Problem details - Please retype every record below exactly, leaving the pictures out.

Data section -
▼▼▼

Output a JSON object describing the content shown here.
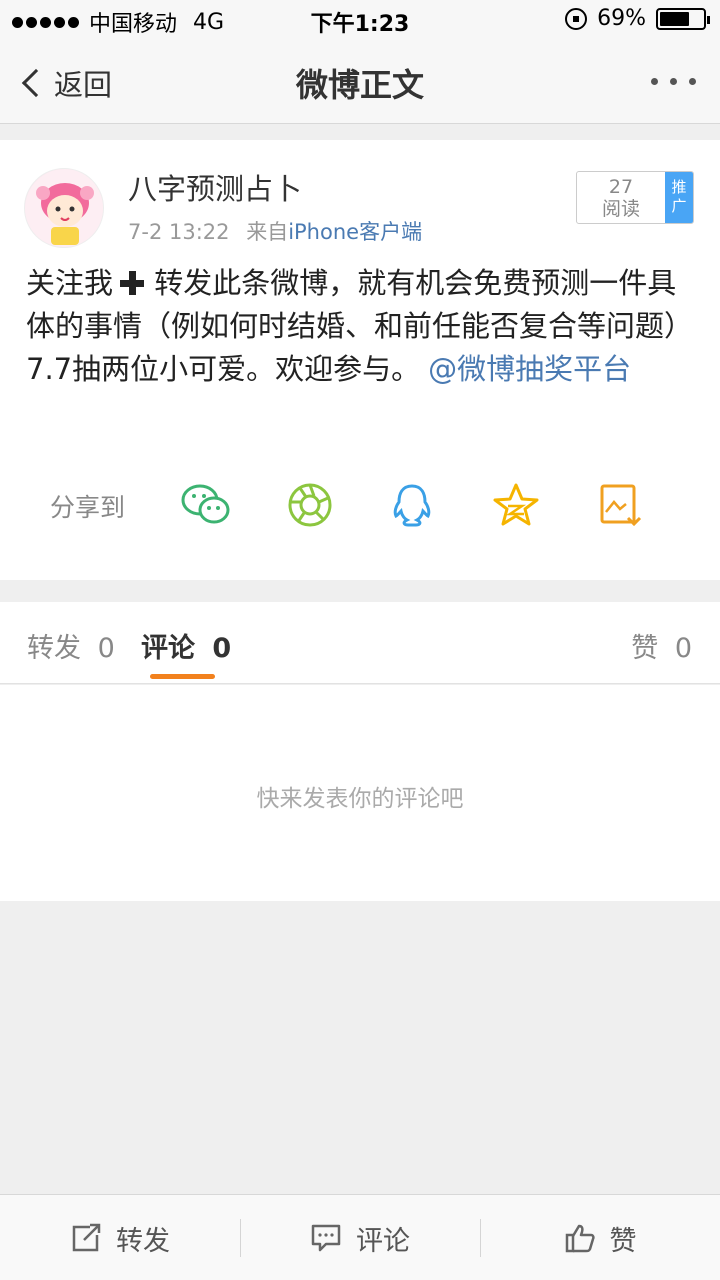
{
  "status_bar": {
    "carrier": "中国移动",
    "network": "4G",
    "time": "下午1:23",
    "battery": "69%",
    "battery_level": 0.69
  },
  "nav": {
    "back_label": "返回",
    "title": "微博正文"
  },
  "post": {
    "author": "八字预测占卜",
    "date": "7-2 13:22",
    "source_prefix": "来自",
    "source": "iPhone客户端",
    "read_count": "27",
    "read_label": "阅读",
    "promo_label": "推广",
    "text_part1": "关注我",
    "text_part2": " 转发此条微博，就有机会免费预测一件具体的事情（例如何时结婚、和前任能否复合等问题）7.7抽两位小可爱。欢迎参与。",
    "mention": "@微博抽奖平台"
  },
  "share": {
    "label": "分享到",
    "icons": [
      "wechat-icon",
      "moments-icon",
      "qq-icon",
      "qzone-icon",
      "save-image-icon"
    ],
    "colors": {
      "wechat": "#3cb371",
      "moments": "#8cc63f",
      "qq": "#3aa0e6",
      "qzone": "#f5b400",
      "save": "#f0a020"
    }
  },
  "tabs": [
    {
      "label": "转发",
      "count": "0"
    },
    {
      "label": "评论",
      "count": "0"
    },
    {
      "label": "赞",
      "count": "0"
    }
  ],
  "comments": {
    "empty_text": "快来发表你的评论吧"
  },
  "bottom_bar": {
    "repost": "转发",
    "comment": "评论",
    "like": "赞"
  },
  "colors": {
    "accent": "#f2811d",
    "link": "#4a7ab2",
    "promo": "#49a5f5"
  }
}
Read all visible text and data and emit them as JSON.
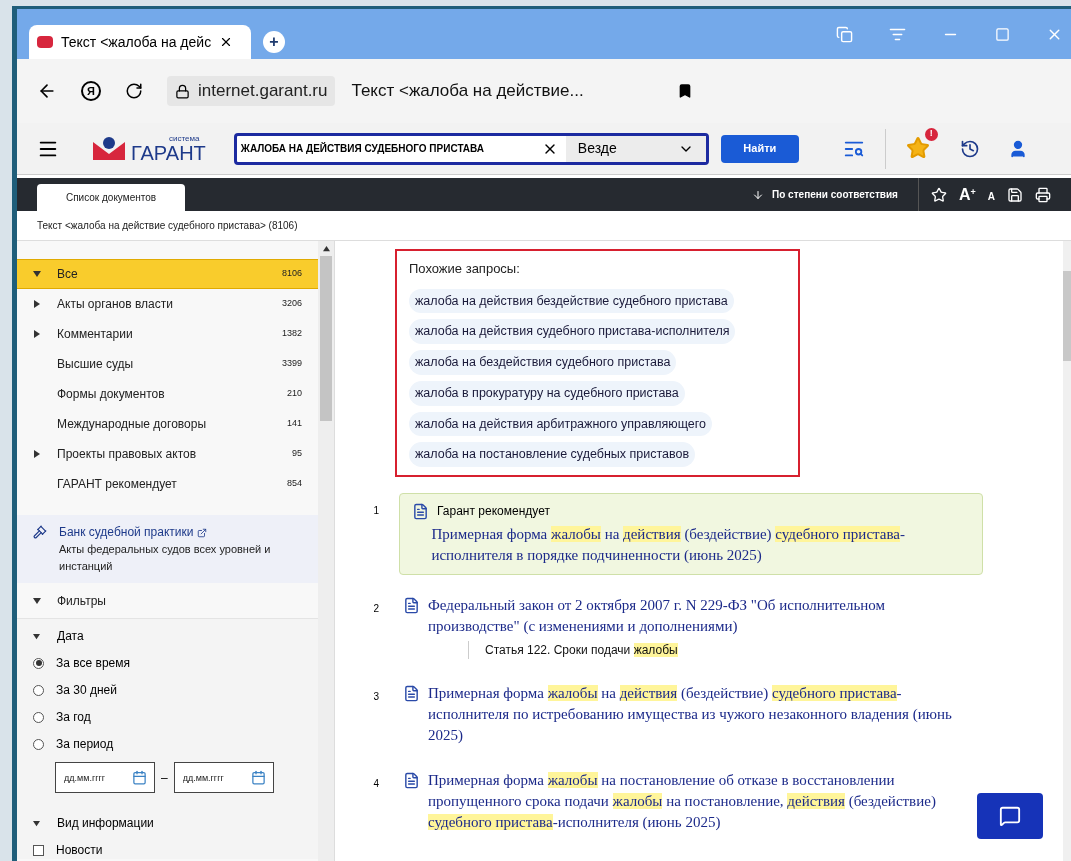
{
  "browser": {
    "tab_title": "Текст <жалоба на дейс",
    "new_tab": "+",
    "yandex": "Я",
    "address": "internet.garant.ru",
    "page_title": "Текст <жалоба на действие..."
  },
  "header": {
    "logo_small": "система",
    "logo_big": "ГАРАНТ",
    "search_value": "ЖАЛОБА НА ДЕЙСТВИЯ СУДЕБНОГО ПРИСТАВА",
    "scope": "Везде",
    "search_button": "Найти",
    "notification": "!"
  },
  "toolbar": {
    "tab": "Список документов",
    "sort": "По степени соответствия",
    "font_up": "A",
    "font_up_sup": "+",
    "font_down": "A"
  },
  "breadcrumb": "Текст <жалоба на действие судебного пристава> (8106)",
  "categories": [
    {
      "label": "Все",
      "count": "8106",
      "expandable": true,
      "expanded": true,
      "selected": true
    },
    {
      "label": "Акты органов власти",
      "count": "3206",
      "expandable": true,
      "expanded": false,
      "selected": false
    },
    {
      "label": "Комментарии",
      "count": "1382",
      "expandable": true,
      "expanded": false,
      "selected": false
    },
    {
      "label": "Высшие суды",
      "count": "3399",
      "expandable": false,
      "selected": false
    },
    {
      "label": "Формы документов",
      "count": "210",
      "expandable": false,
      "selected": false
    },
    {
      "label": "Международные договоры",
      "count": "141",
      "expandable": false,
      "selected": false
    },
    {
      "label": "Проекты правовых актов",
      "count": "95",
      "expandable": true,
      "expanded": false,
      "selected": false
    },
    {
      "label": "ГАРАНТ рекомендует",
      "count": "854",
      "expandable": false,
      "selected": false
    }
  ],
  "bank": {
    "title": "Банк судебной практики",
    "subtitle": "Акты федеральных судов всех уровней и инстанций"
  },
  "filters": {
    "title": "Фильтры",
    "date_title": "Дата",
    "date_options": [
      {
        "label": "За все время",
        "selected": true
      },
      {
        "label": "За 30 дней",
        "selected": false
      },
      {
        "label": "За год",
        "selected": false
      },
      {
        "label": "За период",
        "selected": false
      }
    ],
    "date_from": {
      "placeholder": "дд.мм.гггг"
    },
    "dash": "–",
    "date_to": {
      "placeholder": "дд.мм.гггг"
    },
    "info_title": "Вид информации",
    "info_options": [
      {
        "label": "Новости",
        "checked": false
      }
    ]
  },
  "similar": {
    "title": "Похожие запросы:",
    "items": [
      "жалоба на действия бездействие судебного пристава",
      "жалоба на действия судебного пристава-исполнителя",
      "жалоба на бездействия судебного пристава",
      "жалоба в прокуратуру на судебного пристава",
      "жалоба на действия арбитражного управляющего",
      "жалоба на постановление судебных приставов"
    ]
  },
  "results": [
    {
      "number": "1",
      "kind": "recommended",
      "label": "Гарант рекомендует",
      "title": [
        {
          "text": "Примерная форма ",
          "highlight": false
        },
        {
          "text": "жалобы",
          "highlight": true
        },
        {
          "text": " на ",
          "highlight": false
        },
        {
          "text": "действия",
          "highlight": true
        },
        {
          "text": " (бездействие) ",
          "highlight": false
        },
        {
          "text": "судебного пристава",
          "highlight": true
        },
        {
          "text": "-исполнителя в порядке подчиненности (июнь 2025)",
          "highlight": false
        }
      ]
    },
    {
      "number": "2",
      "kind": "plain",
      "title": [
        {
          "text": "Федеральный закон от 2 октября 2007 г. N 229-ФЗ \"Об исполнительном производстве\" (с изменениями и дополнениями)",
          "highlight": false
        }
      ],
      "subitem": [
        {
          "text": "Статья 122. Сроки подачи ",
          "highlight": false
        },
        {
          "text": "жалобы",
          "highlight": true
        }
      ]
    },
    {
      "number": "3",
      "kind": "plain",
      "title": [
        {
          "text": "Примерная форма ",
          "highlight": false
        },
        {
          "text": "жалобы",
          "highlight": true
        },
        {
          "text": " на ",
          "highlight": false
        },
        {
          "text": "действия",
          "highlight": true
        },
        {
          "text": " (бездействие) ",
          "highlight": false
        },
        {
          "text": "судебного пристава",
          "highlight": true
        },
        {
          "text": "-исполнителя по истребованию имущества из чужого незаконного владения (июнь 2025)",
          "highlight": false
        }
      ]
    },
    {
      "number": "4",
      "kind": "plain",
      "title": [
        {
          "text": "Примерная форма ",
          "highlight": false
        },
        {
          "text": "жалобы",
          "highlight": true
        },
        {
          "text": " на постановление об отказе в восстановлении пропущенного срока подачи ",
          "highlight": false
        },
        {
          "text": "жалобы",
          "highlight": true
        },
        {
          "text": " на постановление, ",
          "highlight": false
        },
        {
          "text": "действия",
          "highlight": true
        },
        {
          "text": " (бездействие) ",
          "highlight": false
        },
        {
          "text": "судебного пристава",
          "highlight": true
        },
        {
          "text": "-исполнителя (июнь 2025)",
          "highlight": false
        }
      ]
    }
  ]
}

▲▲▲

Your response -
Output a JSON object describing the content shown here.
{
  "status_bar": {
    "carrier": "中国移动",
    "network": "4G",
    "time": "下午1:23",
    "battery": "69%",
    "battery_level": 0.69
  },
  "nav": {
    "back_label": "返回",
    "title": "微博正文"
  },
  "post": {
    "author": "八字预测占卜",
    "date": "7-2 13:22",
    "source_prefix": "来自",
    "source": "iPhone客户端",
    "read_count": "27",
    "read_label": "阅读",
    "promo_label": "推广",
    "text_part1": "关注我",
    "text_part2": " 转发此条微博，就有机会免费预测一件具体的事情（例如何时结婚、和前任能否复合等问题）7.7抽两位小可爱。欢迎参与。",
    "mention": "@微博抽奖平台"
  },
  "share": {
    "label": "分享到",
    "icons": [
      "wechat-icon",
      "moments-icon",
      "qq-icon",
      "qzone-icon",
      "save-image-icon"
    ],
    "colors": {
      "wechat": "#3cb371",
      "moments": "#8cc63f",
      "qq": "#3aa0e6",
      "qzone": "#f5b400",
      "save": "#f0a020"
    }
  },
  "tabs": [
    {
      "label": "转发",
      "count": "0"
    },
    {
      "label": "评论",
      "count": "0"
    },
    {
      "label": "赞",
      "count": "0"
    }
  ],
  "comments": {
    "empty_text": "快来发表你的评论吧"
  },
  "bottom_bar": {
    "repost": "转发",
    "comment": "评论",
    "like": "赞"
  },
  "colors": {
    "accent": "#f2811d",
    "link": "#4a7ab2",
    "promo": "#49a5f5"
  }
}
Read all visible text and data and emit them as JSON.
{
  "browser": {
    "tab_title": "Текст <жалоба на дейс",
    "new_tab": "+",
    "yandex": "Я",
    "address": "internet.garant.ru",
    "page_title": "Текст <жалоба на действие..."
  },
  "header": {
    "logo_small": "система",
    "logo_big": "ГАРАНТ",
    "search_value": "ЖАЛОБА НА ДЕЙСТВИЯ СУДЕБНОГО ПРИСТАВА",
    "scope": "Везде",
    "search_button": "Найти",
    "notification": "!"
  },
  "toolbar": {
    "tab": "Список документов",
    "sort": "По степени соответствия",
    "font_up": "A",
    "font_up_sup": "+",
    "font_down": "A"
  },
  "breadcrumb": "Текст <жалоба на действие судебного пристава> (8106)",
  "categories": [
    {
      "label": "Все",
      "count": "8106",
      "expandable": true,
      "expanded": true,
      "selected": true
    },
    {
      "label": "Акты органов власти",
      "count": "3206",
      "expandable": true,
      "expanded": false,
      "selected": false
    },
    {
      "label": "Комментарии",
      "count": "1382",
      "expandable": true,
      "expanded": false,
      "selected": false
    },
    {
      "label": "Высшие суды",
      "count": "3399",
      "expandable": false,
      "selected": false
    },
    {
      "label": "Формы документов",
      "count": "210",
      "expandable": false,
      "selected": false
    },
    {
      "label": "Международные договоры",
      "count": "141",
      "expandable": false,
      "selected": false
    },
    {
      "label": "Проекты правовых актов",
      "count": "95",
      "expandable": true,
      "expanded": false,
      "selected": false
    },
    {
      "label": "ГАРАНТ рекомендует",
      "count": "854",
      "expandable": false,
      "selected": false
    }
  ],
  "bank": {
    "title": "Банк судебной практики",
    "subtitle": "Акты федеральных судов всех уровней и инстанций"
  },
  "filters": {
    "title": "Фильтры",
    "date_title": "Дата",
    "date_options": [
      {
        "label": "За все время",
        "selected": true
      },
      {
        "label": "За 30 дней",
        "selected": false
      },
      {
        "label": "За год",
        "selected": false
      },
      {
        "label": "За период",
        "selected": false
      }
    ],
    "date_from": {
      "placeholder": "дд.мм.гггг"
    },
    "dash": "–",
    "date_to": {
      "placeholder": "дд.мм.гггг"
    },
    "info_title": "Вид информации",
    "info_options": [
      {
        "label": "Новости",
        "checked": false
      }
    ]
  },
  "similar": {
    "title": "Похожие запросы:",
    "items": [
      "жалоба на действия бездействие судебного пристава",
      "жалоба на действия судебного пристава-исполнителя",
      "жалоба на бездействия судебного пристава",
      "жалоба в прокуратуру на судебного пристава",
      "жалоба на действия арбитражного управляющего",
      "жалоба на постановление судебных приставов"
    ]
  },
  "results": [
    {
      "number": "1",
      "kind": "recommended",
      "label": "Гарант рекомендует",
      "title": [
        {
          "text": "Примерная форма ",
          "highlight": false
        },
        {
          "text": "жалобы",
          "highlight": true
        },
        {
          "text": " на ",
          "highlight": false
        },
        {
          "text": "действия",
          "highlight": true
        },
        {
          "text": " (бездействие) ",
          "highlight": false
        },
        {
          "text": "судебного пристава",
          "highlight": true
        },
        {
          "text": "-исполнителя в порядке подчиненности (июнь 2025)",
          "highlight": false
        }
      ]
    },
    {
      "number": "2",
      "kind": "plain",
      "title": [
        {
          "text": "Федеральный закон от 2 октября 2007 г. N 229-ФЗ \"Об исполнительном производстве\" (с изменениями и дополнениями)",
          "highlight": false
        }
      ],
      "subitem": [
        {
          "text": "Статья 122. Сроки подачи ",
          "highlight": false
        },
        {
          "text": "жалобы",
          "highlight": true
        }
      ]
    },
    {
      "number": "3",
      "kind": "plain",
      "title": [
        {
          "text": "Примерная форма ",
          "highlight": false
        },
        {
          "text": "жалобы",
          "highlight": true
        },
        {
          "text": " на ",
          "highlight": false
        },
        {
          "text": "действия",
          "highlight": true
        },
        {
          "text": " (бездействие) ",
          "highlight": false
        },
        {
          "text": "судебного пристава",
          "highlight": true
        },
        {
          "text": "-исполнителя по истребованию имущества из чужого незаконного владения (июнь 2025)",
          "highlight": false
        }
      ]
    },
    {
      "number": "4",
      "kind": "plain",
      "title": [
        {
          "text": "Примерная форма ",
          "highlight": false
        },
        {
          "text": "жалобы",
          "highlight": true
        },
        {
          "text": " на постановление об отказе в восстановлении пропущенного срока подачи ",
          "highlight": false
        },
        {
          "text": "жалобы",
          "highlight": true
        },
        {
          "text": " на постановление, ",
          "highlight": false
        },
        {
          "text": "действия",
          "highlight": true
        },
        {
          "text": " (бездействие) ",
          "highlight": false
        },
        {
          "text": "судебного пристава",
          "highlight": true
        },
        {
          "text": "-исполнителя (июнь 2025)",
          "highlight": false
        }
      ]
    }
  ]
}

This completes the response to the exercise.